Emergency Rule Affects Recreational Anglers
At its April 2014 meeting, the Gulf of Mexico Fishery Management Council requested an emergency rule to revise the recreational accountability measures for red snapper by applying a 20-percent buffer to the recreational quota, which results in a recreational annual catch target of 4.312 million pounds whole weight. This emergency rule will not affect the commercial harvest of red snapper in the reef fish fishery.

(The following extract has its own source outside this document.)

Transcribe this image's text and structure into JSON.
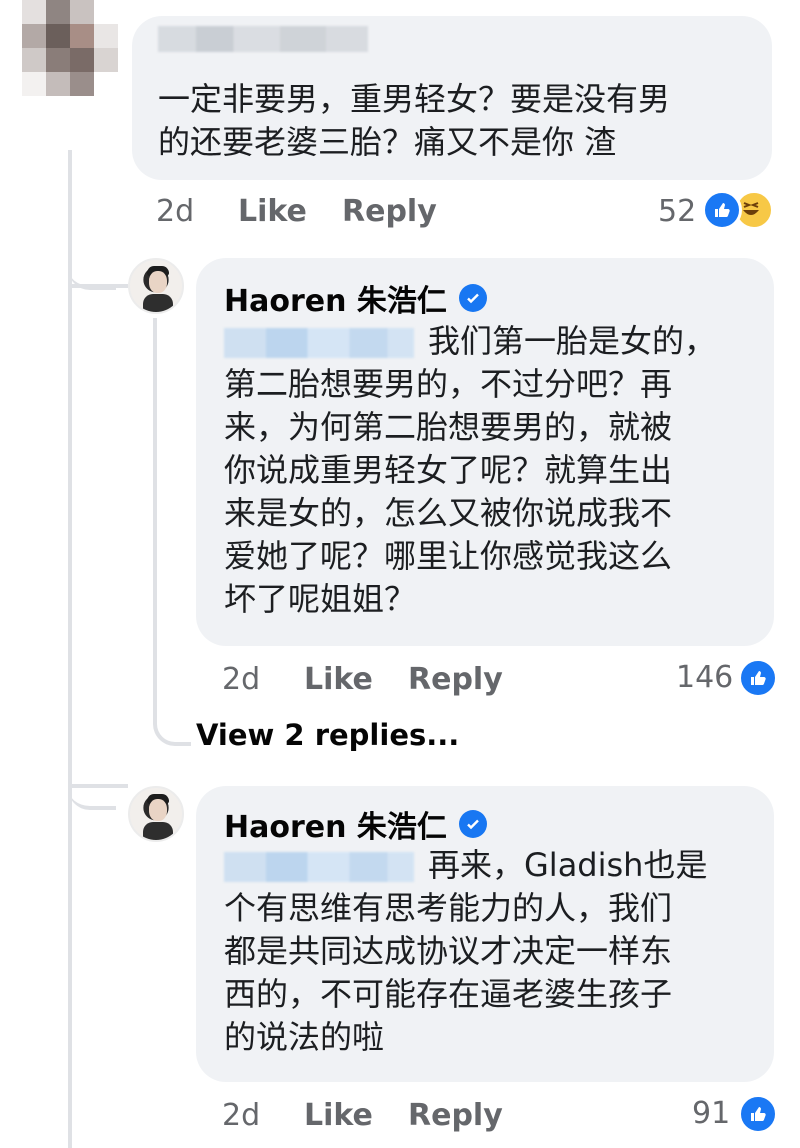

The Gulf of Mexico Fishery Management Council’s decision to request an emergency rule was made following the decision of the U.S. District Court for the District of Columbia in Guindon v. Pritzker, (Mar. 26, 2014). After recalculating the season length based on the annual catch target and including the 2013 Marine Recreational Information Program data, NOAA Fisheries is setting a 9-day red snapper fishing season.
The purpose of this decision is to better ensure red snapper recreational landings do not exceed the recreational quota established in the rebuilding plan, in accordance with the Magnuson-Stevens Fishery Conservation and Management Act and the Court’s ruling.
The method for calculating the dates for the federal season for each state are available in the Environmental Assessment in Appendix B. Electronic copies of the documents are available at the U.S. Government Regulations website.
This summary is not a substitute for the actual regulations. We encourage you to read the full text of the regulations, available at NOAA Fisheries Southeast Region website.
About Gulf of Mexico Fishery Management Council
The Gulf of Mexico Fishery Management Council is one of eight regional Fishery Management Councils established by the Fishery Conservation and Management Act of 1976. The Council prepares fishery management plans, which are designed to manage fishery resources within the 200-mile limit of the Gulf of Mexico.